▶ _EXERCISE GOAL_
State how many lines of the entries include the string "thuốc", please, leaving out everything but the number.

▶ _INFORMATION PROVIDED_
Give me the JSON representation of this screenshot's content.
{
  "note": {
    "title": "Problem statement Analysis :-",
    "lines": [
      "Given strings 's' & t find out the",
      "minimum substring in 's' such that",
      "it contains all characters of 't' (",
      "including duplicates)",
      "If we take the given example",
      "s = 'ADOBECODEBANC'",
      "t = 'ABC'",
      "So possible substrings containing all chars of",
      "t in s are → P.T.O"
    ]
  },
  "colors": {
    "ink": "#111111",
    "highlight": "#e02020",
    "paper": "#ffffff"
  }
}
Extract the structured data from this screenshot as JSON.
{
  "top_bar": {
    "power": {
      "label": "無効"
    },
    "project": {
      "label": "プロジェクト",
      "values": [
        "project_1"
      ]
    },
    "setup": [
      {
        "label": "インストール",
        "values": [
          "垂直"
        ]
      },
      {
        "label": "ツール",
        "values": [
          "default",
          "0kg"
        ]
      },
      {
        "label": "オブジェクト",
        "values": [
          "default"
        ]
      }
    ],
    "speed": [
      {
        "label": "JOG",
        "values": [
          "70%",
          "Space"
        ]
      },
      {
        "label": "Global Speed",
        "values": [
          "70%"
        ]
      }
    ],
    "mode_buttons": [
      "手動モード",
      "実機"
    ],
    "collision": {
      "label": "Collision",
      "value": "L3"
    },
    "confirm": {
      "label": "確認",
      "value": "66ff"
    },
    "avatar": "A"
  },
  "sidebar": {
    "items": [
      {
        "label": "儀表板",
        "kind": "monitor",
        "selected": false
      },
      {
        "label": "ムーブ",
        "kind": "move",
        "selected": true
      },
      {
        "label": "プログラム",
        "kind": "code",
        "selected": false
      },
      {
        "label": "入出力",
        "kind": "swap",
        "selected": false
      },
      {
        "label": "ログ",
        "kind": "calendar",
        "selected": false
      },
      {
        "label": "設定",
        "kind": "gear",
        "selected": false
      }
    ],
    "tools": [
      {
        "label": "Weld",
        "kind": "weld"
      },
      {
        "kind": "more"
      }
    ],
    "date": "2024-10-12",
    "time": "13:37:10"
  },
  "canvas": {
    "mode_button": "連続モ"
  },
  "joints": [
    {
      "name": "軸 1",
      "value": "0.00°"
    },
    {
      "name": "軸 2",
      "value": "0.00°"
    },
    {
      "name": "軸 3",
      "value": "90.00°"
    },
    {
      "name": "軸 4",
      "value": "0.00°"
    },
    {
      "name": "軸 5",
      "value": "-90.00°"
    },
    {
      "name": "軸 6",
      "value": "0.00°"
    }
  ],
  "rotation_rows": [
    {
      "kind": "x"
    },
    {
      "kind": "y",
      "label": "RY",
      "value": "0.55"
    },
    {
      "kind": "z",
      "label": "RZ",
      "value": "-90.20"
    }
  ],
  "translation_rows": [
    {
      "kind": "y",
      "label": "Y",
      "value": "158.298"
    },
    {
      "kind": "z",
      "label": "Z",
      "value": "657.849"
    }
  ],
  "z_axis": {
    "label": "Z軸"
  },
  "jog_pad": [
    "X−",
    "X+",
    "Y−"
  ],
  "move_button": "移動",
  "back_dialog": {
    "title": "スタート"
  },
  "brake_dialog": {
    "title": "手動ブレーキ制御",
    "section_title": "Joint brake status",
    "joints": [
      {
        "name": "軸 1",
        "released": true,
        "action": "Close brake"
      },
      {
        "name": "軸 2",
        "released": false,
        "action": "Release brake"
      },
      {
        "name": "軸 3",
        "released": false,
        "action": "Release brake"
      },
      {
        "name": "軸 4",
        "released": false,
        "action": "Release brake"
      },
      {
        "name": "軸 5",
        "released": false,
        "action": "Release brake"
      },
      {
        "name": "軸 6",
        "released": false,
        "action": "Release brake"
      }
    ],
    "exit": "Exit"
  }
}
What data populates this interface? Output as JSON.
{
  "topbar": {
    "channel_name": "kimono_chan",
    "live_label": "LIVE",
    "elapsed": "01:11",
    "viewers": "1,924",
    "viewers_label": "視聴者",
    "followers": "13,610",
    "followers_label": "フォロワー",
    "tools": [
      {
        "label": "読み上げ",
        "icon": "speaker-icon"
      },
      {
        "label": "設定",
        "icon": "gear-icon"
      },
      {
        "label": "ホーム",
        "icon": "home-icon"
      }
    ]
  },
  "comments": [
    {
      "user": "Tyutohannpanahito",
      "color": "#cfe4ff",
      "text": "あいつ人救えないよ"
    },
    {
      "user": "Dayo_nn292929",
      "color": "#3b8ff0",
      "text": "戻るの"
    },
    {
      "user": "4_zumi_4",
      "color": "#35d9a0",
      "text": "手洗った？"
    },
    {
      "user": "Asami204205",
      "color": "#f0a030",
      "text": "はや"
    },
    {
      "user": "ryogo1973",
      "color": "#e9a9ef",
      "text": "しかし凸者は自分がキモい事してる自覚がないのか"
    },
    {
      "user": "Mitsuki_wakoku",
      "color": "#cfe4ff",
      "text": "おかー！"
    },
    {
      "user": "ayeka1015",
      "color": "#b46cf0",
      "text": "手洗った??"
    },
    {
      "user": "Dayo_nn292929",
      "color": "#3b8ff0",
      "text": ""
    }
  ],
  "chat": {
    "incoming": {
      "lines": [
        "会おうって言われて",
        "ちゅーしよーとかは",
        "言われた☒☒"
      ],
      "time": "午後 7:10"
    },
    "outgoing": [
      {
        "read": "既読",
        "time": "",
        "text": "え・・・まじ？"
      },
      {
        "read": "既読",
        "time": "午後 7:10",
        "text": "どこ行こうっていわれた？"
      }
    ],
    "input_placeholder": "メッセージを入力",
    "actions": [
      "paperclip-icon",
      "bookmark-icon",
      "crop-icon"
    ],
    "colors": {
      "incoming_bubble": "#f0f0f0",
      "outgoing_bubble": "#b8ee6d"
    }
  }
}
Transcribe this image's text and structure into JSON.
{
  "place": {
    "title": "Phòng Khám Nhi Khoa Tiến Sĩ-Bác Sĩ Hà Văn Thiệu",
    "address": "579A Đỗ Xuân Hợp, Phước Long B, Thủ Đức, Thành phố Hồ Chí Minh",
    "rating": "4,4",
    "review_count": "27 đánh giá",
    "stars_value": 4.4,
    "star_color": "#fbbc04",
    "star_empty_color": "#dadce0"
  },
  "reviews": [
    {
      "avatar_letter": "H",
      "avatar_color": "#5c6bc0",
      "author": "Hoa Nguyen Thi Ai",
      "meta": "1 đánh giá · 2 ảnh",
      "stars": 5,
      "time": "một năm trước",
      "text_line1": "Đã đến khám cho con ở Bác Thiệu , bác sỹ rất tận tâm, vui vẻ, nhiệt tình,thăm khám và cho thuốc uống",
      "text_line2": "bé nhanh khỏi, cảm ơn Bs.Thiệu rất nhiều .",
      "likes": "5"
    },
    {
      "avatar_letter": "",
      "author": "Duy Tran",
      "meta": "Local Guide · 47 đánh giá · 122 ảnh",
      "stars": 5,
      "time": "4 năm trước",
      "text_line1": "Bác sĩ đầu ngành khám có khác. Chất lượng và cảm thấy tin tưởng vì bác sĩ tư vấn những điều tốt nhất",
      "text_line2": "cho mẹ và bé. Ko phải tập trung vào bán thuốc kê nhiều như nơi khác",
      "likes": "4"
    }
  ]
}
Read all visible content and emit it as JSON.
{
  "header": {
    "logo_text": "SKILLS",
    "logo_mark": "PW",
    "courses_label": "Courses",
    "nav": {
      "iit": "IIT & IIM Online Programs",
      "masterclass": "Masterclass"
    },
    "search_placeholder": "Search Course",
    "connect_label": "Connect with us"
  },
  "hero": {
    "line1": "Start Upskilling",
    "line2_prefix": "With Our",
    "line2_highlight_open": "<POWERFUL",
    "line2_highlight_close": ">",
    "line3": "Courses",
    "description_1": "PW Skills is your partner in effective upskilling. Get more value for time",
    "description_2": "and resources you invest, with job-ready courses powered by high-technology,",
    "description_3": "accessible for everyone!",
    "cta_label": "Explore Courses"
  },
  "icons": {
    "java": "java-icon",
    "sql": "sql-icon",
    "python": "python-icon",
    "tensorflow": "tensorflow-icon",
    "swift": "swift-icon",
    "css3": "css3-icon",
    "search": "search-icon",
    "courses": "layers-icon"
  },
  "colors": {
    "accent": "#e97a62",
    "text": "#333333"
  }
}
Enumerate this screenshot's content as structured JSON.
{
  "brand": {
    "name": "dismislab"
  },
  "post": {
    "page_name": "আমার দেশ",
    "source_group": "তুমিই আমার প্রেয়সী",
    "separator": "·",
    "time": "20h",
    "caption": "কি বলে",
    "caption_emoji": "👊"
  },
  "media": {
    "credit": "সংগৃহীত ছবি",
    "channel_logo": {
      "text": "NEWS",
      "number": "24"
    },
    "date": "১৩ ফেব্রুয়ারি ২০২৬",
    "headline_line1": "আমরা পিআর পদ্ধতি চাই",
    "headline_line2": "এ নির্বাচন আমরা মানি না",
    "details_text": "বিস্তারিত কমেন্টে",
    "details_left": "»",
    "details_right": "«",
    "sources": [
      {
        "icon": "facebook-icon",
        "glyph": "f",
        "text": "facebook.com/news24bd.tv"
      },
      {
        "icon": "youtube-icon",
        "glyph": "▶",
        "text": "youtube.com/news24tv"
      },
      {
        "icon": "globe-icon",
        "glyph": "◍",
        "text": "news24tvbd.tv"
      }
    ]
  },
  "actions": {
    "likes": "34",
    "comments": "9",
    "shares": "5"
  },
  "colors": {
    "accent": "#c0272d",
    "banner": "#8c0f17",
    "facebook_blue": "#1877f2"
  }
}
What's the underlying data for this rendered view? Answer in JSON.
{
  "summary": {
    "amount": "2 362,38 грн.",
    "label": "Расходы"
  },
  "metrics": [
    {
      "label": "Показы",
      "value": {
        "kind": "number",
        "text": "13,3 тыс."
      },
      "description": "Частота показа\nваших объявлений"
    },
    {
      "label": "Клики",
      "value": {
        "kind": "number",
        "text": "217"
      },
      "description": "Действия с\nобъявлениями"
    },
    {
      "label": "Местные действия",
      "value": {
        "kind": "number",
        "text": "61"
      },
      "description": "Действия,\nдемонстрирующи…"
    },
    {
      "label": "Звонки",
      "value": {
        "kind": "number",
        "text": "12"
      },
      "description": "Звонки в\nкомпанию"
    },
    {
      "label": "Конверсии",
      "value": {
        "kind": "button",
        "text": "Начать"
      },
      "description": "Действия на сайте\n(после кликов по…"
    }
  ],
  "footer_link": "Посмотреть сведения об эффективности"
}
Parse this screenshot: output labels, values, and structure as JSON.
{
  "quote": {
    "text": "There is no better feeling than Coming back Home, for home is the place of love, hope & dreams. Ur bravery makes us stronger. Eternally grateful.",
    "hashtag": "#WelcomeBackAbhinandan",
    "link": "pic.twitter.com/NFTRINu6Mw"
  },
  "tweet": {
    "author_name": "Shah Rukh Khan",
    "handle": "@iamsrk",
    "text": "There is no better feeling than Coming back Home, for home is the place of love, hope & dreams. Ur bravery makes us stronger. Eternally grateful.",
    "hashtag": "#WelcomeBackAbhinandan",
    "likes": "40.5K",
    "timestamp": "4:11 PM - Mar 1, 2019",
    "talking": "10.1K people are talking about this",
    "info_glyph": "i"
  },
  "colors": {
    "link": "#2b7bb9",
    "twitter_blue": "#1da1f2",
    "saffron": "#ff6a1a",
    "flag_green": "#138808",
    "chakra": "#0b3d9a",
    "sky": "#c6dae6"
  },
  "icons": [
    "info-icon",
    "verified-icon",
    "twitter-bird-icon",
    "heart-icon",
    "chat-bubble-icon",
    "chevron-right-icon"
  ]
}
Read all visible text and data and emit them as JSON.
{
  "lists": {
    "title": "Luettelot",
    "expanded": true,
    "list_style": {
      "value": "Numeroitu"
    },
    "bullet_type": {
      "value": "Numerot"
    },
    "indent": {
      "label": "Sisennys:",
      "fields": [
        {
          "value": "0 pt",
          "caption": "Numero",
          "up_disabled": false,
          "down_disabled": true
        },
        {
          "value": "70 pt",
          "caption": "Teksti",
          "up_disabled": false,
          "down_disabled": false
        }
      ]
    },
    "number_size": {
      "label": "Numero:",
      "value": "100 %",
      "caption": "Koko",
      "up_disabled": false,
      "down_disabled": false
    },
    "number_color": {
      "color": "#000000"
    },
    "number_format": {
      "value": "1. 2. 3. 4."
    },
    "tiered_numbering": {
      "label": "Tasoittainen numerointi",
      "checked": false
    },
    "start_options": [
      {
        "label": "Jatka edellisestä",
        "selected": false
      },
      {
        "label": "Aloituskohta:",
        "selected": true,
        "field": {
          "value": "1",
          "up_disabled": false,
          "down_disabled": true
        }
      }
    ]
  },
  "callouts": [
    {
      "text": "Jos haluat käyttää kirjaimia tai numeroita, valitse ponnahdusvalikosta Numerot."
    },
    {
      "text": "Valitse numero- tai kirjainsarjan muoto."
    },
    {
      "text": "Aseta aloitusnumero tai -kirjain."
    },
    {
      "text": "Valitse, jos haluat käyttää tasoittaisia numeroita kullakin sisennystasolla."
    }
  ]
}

▶ _EXERCISE RESPONSE_
2